In design the chassis is rather a retrograde step, for whereas the Formula 1 car has a true space frame, built from small-diameter tubing, this new chassis has two large tubes forming a main frame and smaller diameter ones forming a strengthening superstructure, not unlike the last version in 1955, of the Super Squalo. At the front the suspension is by double wishbones, of unequal length, and coils springs and an anti-roll bar. Once again the design is a cross, between Lancia and Ferrari, for whereas the D50 Lancia/Ferrari uses ball-joints on the ends of the wishbones instead of the conventional king-pin, and the last pure-Ferrari Formula 1 car used a long king-pin, this new car has two very short king-pins, one on the top wishbone and the other on the bottom one, the stub-axle forging being shaped to take the place of the king-pin and having bearing surfaces about 1 in. deep top and bottom. It is interesting in passing to note that this system has been used on the 1½- and 2-litre sports Maseratis for two years now, and that Ballentani and Massimino both moved from Maserati to Ferrari last year; truly all design stems from Modena! At the rear a de Dion layout is used that is almost identical to that used on the Formula 1 car, but with all the components naturally scaled down in size, the only major difference being in the centre location of the de Dion tube. On the Lancia/Ferrari a fork extending below the de Dion tube slides up and down a ball that is fixed to a projection from the bottom of the differential housing, thus giving a low roll-centre but a variable one. On the FII Ferrari the roll-centre is at hub level, for a ball on the centre of the tube runs in a guide fixed to the chassis. Suspension medium at the rear is by a transverse leaf-spring mounted above the whole rear axle assembly. A large fuel tank and the oil tank are mounted at the rear of the chassis frame, shaped as on the Formula 1 car, and an extra fuel tank fills the left-hand side of the cockpit, the driving seat being slightly set over to the right. In keeping with the rest of the scaling down from Formula 1, this new car uses knock-off centre-lock wire wheels shod with 5.50 in, front tyres and 6.50 in. rear. Brakes are orthodox large diameter two-shoe drum type, with very fine finning. The bodywork is very similar in general shape to the Formula 1 car as used by Collins at Syracuse this year and has a large air scoop on the top of the bonnet, while a single exhaust pipe protrudes from each side of the car and ends in a megaphone. So closely coupled with the Formula 1 car is the design of this 1.500-c.c. Ferrari that the same portable starter and shaft are used, this being introduced into the near-side of the tail of the car and turning the engine by a dog on the end of the propeller-shaft, exactly as is done on the Lancia/Ferrari.
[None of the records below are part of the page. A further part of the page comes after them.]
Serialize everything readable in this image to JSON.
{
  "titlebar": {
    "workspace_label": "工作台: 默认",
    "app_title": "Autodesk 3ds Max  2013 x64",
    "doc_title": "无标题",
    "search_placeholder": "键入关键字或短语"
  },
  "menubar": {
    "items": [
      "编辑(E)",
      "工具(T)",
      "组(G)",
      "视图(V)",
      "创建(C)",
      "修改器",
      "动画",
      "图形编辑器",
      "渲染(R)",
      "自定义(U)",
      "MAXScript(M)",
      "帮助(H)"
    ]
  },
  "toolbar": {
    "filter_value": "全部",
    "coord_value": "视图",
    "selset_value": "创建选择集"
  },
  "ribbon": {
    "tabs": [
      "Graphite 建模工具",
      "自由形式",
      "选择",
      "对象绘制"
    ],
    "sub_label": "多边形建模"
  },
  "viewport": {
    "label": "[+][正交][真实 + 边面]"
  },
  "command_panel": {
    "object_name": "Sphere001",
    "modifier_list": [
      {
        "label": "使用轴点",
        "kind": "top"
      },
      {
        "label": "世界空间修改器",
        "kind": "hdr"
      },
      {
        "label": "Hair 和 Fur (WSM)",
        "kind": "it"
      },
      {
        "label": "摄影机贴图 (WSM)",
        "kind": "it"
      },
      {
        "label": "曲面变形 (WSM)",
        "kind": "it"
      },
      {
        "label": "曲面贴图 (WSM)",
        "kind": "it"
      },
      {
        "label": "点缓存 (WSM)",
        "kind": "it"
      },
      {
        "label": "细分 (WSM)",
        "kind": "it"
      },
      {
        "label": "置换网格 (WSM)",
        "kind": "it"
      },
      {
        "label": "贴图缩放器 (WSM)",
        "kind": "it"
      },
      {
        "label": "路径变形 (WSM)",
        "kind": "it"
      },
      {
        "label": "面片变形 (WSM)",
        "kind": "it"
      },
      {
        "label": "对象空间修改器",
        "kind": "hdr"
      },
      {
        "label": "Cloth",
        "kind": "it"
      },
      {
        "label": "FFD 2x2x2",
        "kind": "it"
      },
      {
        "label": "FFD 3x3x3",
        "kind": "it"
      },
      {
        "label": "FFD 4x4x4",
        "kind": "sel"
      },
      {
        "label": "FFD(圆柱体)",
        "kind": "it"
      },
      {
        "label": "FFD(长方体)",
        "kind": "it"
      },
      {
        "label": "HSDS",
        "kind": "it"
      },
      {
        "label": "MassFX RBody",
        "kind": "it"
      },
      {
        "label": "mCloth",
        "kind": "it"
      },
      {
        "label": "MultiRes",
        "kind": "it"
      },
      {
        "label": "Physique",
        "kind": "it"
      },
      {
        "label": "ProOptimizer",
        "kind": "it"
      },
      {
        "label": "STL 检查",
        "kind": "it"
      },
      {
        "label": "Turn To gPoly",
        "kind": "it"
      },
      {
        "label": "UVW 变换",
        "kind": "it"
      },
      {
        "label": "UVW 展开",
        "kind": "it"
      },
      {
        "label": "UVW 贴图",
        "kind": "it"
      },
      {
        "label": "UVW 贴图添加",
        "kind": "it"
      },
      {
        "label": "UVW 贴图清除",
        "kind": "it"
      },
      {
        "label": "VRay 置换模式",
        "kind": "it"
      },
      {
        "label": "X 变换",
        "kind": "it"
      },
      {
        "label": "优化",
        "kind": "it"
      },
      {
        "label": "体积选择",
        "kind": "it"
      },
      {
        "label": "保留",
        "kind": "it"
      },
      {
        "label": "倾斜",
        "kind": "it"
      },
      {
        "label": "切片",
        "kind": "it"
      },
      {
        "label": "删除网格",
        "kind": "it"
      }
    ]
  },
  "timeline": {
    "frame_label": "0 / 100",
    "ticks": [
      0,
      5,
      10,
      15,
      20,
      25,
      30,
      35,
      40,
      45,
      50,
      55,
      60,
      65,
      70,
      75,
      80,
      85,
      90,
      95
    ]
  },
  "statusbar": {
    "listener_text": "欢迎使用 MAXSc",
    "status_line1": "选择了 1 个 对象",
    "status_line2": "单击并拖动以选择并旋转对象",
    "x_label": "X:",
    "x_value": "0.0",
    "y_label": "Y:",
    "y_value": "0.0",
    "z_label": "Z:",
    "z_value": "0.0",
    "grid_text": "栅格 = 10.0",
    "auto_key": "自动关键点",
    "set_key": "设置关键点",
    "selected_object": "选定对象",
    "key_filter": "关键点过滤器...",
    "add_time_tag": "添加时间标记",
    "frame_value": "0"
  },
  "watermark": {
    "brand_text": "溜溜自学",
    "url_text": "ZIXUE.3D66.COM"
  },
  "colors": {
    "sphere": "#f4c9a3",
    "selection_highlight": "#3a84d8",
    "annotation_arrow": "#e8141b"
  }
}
This new Ferrari is the first serious demonstration that Italy is interested in Formula II, and it is clear that the Italian designers visualise a car for this type of racing to be a scaled-down Formula 1 car, as distinct from the British manufacturers who support the idea of a scaled-up Formula III car. As with all racing design the best answer is a compromise of all the possible variables and it will be interesting to see the eventual outcome of Formula II. We have started with very small, light cars with low horsepower and a fairly heavy one with quite a high power output; whether they both resolve into a medium-weight car with medium power remains to be seen, but undoubtedly Ferrari has given Formula II on the Continent a decided fillip with the introduction of his 1½-litre car. — D.S.J.